Donohoe challenges the Opposition to 'spell out' cheaper broadband plan
Finance Minister Paschal Donohoe demanded Opposition politicians "spell out" how they would provide broadband to rural Ireland more quickly and cheaper than the Government plan.
He has also insisted repeated Fine Gael promises to reduce income tax over the coming weeks can be lived up to, while also rolling out the €3bn National Broadband Plan.
However, Labour leader Brendan Howlin described the agreement reached with the Granahan McCourt consortium as "the worst deal I've ever seen".
"I'm afraid it goes to the heart of politics, trumping the interests of the taxpayers and people," he said.
"Rural Ireland wants broadband but it was clear that this particular tending process collapsed last year when you were left with one tenderer."
Fianna Fáil's public expenditure spokesman Barry Cowen claimed the minister "is taking the people of Ireland for mugs with his insistence that no capital projects will be impacted as a result of the costs of the plan".
He added: "The prudent Fine Gael moniker seems to be a thing of the past."
Broadband is fast becoming the central point of debate for the local elections on May 24.
It was revealed at the weekend that the preferred bidder, Granahan McCourt, is putting only around €200m up front towards the cost of the project. The State has committed to invest €2.97bn.
Speaking to reporters in Dublin, Mr Donohoe said he was not in a position to reveal the exact figure for how much equity the consortium is putting forward.

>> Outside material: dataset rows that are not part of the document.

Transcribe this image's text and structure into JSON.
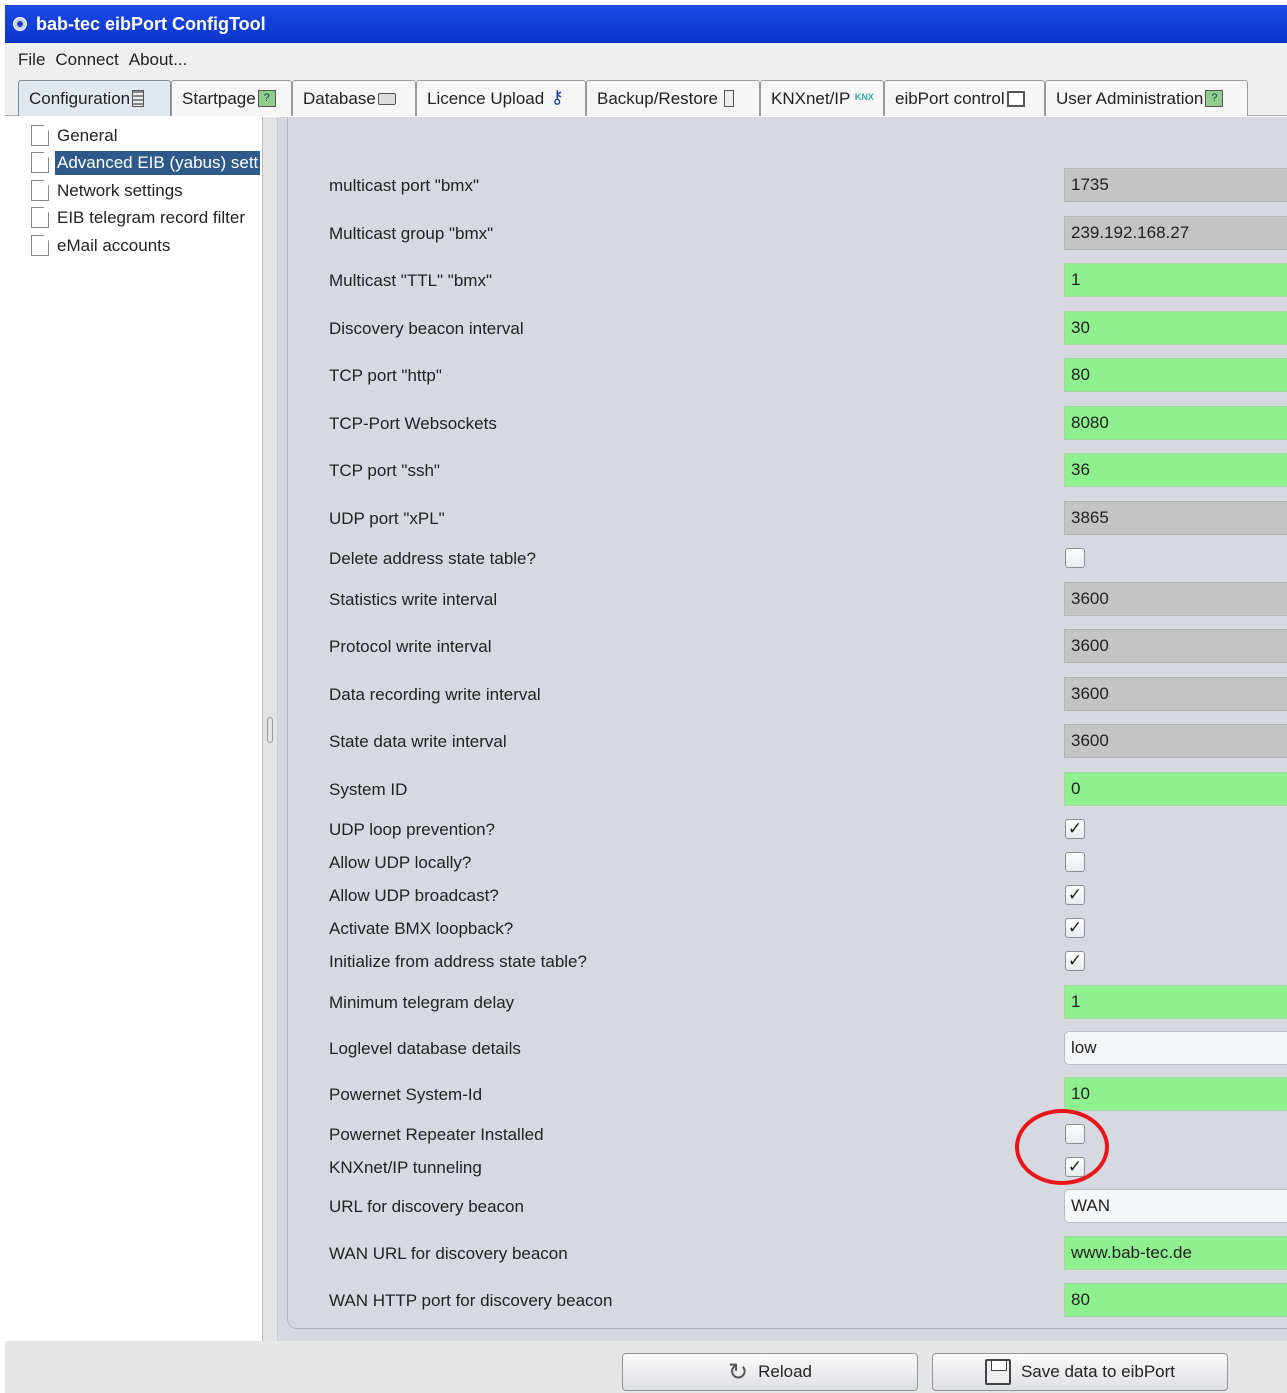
{
  "window": {
    "title": "bab-tec eibPort ConfigTool",
    "icon": "app-logo-icon"
  },
  "menu": [
    "File",
    "Connect",
    "About..."
  ],
  "tabs": [
    {
      "label": "Configuration",
      "icon": "config-icon",
      "active": true
    },
    {
      "label": "Startpage",
      "icon": "help-icon"
    },
    {
      "label": "Database",
      "icon": "database-icon"
    },
    {
      "label": "Licence Upload",
      "icon": "key-icon"
    },
    {
      "label": "Backup/Restore",
      "icon": "file-icon"
    },
    {
      "label": "KNXnet/IP",
      "icon": "knx-icon"
    },
    {
      "label": "eibPort control",
      "icon": "monitor-icon"
    },
    {
      "label": "User Administration",
      "icon": "help-icon"
    }
  ],
  "tab_icon_text": {
    "help": "?",
    "knx": "KNX"
  },
  "sidebar": {
    "items": [
      {
        "label": "General"
      },
      {
        "label": "Advanced EIB (yabus) sett",
        "selected": true
      },
      {
        "label": "Network settings"
      },
      {
        "label": "EIB telegram record filter"
      },
      {
        "label": "eMail accounts"
      }
    ]
  },
  "settings": [
    {
      "label": "multicast port \"bmx\"",
      "type": "field",
      "style": "gray",
      "value": "1735"
    },
    {
      "label": "Multicast group \"bmx\"",
      "type": "field",
      "style": "gray",
      "value": "239.192.168.27"
    },
    {
      "label": "Multicast \"TTL\" \"bmx\"",
      "type": "field",
      "style": "green",
      "value": "1"
    },
    {
      "label": "Discovery beacon interval",
      "type": "field",
      "style": "green",
      "value": "30"
    },
    {
      "label": "TCP port \"http\"",
      "type": "field",
      "style": "green",
      "value": "80"
    },
    {
      "label": "TCP-Port Websockets",
      "type": "field",
      "style": "green",
      "value": "8080"
    },
    {
      "label": "TCP port \"ssh\"",
      "type": "field",
      "style": "green",
      "value": "36"
    },
    {
      "label": "UDP port \"xPL\"",
      "type": "field",
      "style": "gray",
      "value": "3865"
    },
    {
      "label": "Delete address state table?",
      "type": "checkbox",
      "checked": false
    },
    {
      "label": "Statistics write interval",
      "type": "field",
      "style": "gray",
      "value": "3600"
    },
    {
      "label": "Protocol write interval",
      "type": "field",
      "style": "gray",
      "value": "3600"
    },
    {
      "label": "Data recording write interval",
      "type": "field",
      "style": "gray",
      "value": "3600"
    },
    {
      "label": "State data write interval",
      "type": "field",
      "style": "gray",
      "value": "3600"
    },
    {
      "label": "System ID",
      "type": "field",
      "style": "green",
      "value": "0"
    },
    {
      "label": "UDP loop prevention?",
      "type": "checkbox",
      "checked": true
    },
    {
      "label": "Allow UDP locally?",
      "type": "checkbox",
      "checked": false
    },
    {
      "label": "Allow UDP broadcast?",
      "type": "checkbox",
      "checked": true
    },
    {
      "label": "Activate BMX loopback?",
      "type": "checkbox",
      "checked": true
    },
    {
      "label": "Initialize from address state table?",
      "type": "checkbox",
      "checked": true
    },
    {
      "label": "Minimum telegram delay",
      "type": "field",
      "style": "green",
      "value": "1"
    },
    {
      "label": "Loglevel database details",
      "type": "select",
      "value": "low"
    },
    {
      "label": "Powernet System-Id",
      "type": "field",
      "style": "green",
      "value": "10"
    },
    {
      "label": "Powernet Repeater Installed",
      "type": "checkbox",
      "checked": false
    },
    {
      "label": "KNXnet/IP tunneling",
      "type": "checkbox",
      "checked": true
    },
    {
      "label": "URL for discovery beacon",
      "type": "select",
      "value": "WAN"
    },
    {
      "label": "WAN URL for discovery beacon",
      "type": "field",
      "style": "green",
      "value": "www.bab-tec.de"
    },
    {
      "label": "WAN HTTP port for discovery beacon",
      "type": "field",
      "style": "green",
      "value": "80"
    }
  ],
  "colors": {
    "field_green": "#8ff08f",
    "field_gray": "#c4c4c4",
    "titlebar": "#0a34c9",
    "highlight": "#e8161b",
    "selection": "#2e5a8a"
  },
  "buttons": {
    "reload": {
      "label": "Reload",
      "icon": "reload-icon"
    },
    "save": {
      "label": "Save data to eibPort",
      "icon": "floppy-disk-icon"
    }
  },
  "checkmark": "✓"
}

He said this would undermine the Government's ability to negotiate contracts with other companies for public-private partnerships.
But the minister said the taxpayer investment "is how we are going to continue the economic development of our country and allow all parts of our country participate in and contribute to economic growth".
On suggestions that future tax cuts are under threat, Mr Donohoe said the Government's spending on day-to-day items was increasing at a rate lower than the economy was growing.
He insisted it would be able to deliver tax reforms alongside big projects.
Mr Donohoe hit out at opponents of the plan, saying if they know how to do it "cheaper and quicker, well I want them to explain how".
But Mr Howlin said people were reaching "a very simple conclusion" that Fine Gael "has now lost any control or understanding of the public finances".
"After the terrible 10 years the people of Ireland endured to get the finances on track again, this is a betrayal of a significant magnitude," he said.